[Dataset items]
• • • •
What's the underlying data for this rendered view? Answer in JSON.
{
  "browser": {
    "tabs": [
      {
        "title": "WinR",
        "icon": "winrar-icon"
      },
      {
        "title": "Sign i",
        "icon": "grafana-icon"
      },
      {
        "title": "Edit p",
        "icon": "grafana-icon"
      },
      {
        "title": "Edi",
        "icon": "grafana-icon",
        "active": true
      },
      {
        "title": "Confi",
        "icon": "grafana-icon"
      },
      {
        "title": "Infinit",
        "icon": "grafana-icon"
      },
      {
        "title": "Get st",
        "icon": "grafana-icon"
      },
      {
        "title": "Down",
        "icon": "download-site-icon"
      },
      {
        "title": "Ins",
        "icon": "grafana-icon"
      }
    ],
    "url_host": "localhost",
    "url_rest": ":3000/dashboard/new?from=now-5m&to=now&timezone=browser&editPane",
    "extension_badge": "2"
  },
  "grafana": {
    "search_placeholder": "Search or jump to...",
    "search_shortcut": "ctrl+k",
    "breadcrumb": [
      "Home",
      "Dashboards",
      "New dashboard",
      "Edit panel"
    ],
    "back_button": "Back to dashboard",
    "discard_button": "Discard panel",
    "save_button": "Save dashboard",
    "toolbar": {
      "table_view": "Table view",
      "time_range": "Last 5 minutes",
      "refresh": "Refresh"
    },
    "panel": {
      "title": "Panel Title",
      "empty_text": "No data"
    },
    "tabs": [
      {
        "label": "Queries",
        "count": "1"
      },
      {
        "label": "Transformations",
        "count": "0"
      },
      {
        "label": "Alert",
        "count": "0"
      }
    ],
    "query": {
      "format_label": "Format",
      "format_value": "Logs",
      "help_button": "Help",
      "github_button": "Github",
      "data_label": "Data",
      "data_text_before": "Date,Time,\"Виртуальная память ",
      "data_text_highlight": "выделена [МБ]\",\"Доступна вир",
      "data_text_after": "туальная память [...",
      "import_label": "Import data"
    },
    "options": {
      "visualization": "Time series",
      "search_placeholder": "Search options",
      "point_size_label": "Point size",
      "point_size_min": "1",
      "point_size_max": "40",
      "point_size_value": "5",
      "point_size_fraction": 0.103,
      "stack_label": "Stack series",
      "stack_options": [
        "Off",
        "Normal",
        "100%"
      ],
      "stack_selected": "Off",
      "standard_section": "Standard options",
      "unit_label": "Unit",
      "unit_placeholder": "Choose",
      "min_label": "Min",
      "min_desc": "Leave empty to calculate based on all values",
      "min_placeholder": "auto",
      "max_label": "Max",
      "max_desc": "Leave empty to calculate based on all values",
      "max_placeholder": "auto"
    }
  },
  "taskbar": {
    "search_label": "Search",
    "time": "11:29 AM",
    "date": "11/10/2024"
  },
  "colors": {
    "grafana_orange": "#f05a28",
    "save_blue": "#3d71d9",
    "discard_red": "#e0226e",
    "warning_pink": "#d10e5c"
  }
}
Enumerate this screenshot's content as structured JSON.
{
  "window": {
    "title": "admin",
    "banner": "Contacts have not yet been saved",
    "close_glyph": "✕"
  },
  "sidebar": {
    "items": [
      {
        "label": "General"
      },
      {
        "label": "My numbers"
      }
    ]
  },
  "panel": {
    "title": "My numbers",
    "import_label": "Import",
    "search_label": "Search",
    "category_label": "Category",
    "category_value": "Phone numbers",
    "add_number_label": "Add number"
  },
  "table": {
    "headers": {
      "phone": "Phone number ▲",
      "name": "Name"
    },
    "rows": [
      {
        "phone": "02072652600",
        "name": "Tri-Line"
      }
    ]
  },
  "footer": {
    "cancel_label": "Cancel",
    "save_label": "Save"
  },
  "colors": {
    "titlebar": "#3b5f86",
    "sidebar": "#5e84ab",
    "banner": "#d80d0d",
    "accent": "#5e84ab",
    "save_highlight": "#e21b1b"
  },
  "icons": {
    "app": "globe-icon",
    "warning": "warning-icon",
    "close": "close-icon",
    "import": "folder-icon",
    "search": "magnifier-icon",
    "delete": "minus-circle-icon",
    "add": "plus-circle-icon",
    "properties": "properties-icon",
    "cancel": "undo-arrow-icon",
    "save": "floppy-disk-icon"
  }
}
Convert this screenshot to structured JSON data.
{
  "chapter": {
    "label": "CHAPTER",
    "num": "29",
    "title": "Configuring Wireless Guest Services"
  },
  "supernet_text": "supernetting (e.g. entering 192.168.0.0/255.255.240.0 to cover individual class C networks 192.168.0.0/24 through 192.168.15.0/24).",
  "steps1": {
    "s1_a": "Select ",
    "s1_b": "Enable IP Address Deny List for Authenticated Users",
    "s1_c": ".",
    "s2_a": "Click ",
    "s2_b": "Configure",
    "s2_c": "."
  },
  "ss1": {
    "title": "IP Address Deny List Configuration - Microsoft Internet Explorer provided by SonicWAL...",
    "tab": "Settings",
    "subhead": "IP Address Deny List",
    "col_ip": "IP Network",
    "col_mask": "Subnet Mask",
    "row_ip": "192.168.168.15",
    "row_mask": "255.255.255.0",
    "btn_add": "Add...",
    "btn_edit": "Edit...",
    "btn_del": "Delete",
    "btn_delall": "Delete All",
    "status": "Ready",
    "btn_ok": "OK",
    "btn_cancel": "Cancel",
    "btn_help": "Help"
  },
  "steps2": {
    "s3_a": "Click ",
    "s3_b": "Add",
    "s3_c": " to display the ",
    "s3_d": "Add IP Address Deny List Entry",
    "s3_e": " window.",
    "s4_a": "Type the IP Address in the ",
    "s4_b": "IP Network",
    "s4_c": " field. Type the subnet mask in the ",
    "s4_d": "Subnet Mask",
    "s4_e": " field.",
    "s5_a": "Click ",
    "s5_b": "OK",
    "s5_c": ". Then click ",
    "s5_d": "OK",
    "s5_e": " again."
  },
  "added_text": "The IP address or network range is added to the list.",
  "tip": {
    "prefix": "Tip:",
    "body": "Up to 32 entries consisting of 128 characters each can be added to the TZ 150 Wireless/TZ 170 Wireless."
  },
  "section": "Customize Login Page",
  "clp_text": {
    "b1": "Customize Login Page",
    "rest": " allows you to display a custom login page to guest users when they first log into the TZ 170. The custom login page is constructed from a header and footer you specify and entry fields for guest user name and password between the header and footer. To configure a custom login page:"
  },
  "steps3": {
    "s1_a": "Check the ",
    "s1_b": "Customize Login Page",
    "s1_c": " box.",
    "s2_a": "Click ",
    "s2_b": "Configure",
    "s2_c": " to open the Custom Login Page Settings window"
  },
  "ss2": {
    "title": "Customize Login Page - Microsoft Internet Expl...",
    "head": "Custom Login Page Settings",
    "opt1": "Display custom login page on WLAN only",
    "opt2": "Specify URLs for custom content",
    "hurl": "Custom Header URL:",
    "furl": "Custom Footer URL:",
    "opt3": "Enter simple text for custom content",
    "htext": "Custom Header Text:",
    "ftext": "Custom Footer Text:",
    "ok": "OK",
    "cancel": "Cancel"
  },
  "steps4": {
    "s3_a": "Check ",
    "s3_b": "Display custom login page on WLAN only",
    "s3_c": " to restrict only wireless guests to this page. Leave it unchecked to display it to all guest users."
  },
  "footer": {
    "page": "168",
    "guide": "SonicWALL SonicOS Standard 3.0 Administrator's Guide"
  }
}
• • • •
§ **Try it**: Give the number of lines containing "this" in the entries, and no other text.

§ **Problem solution**: 4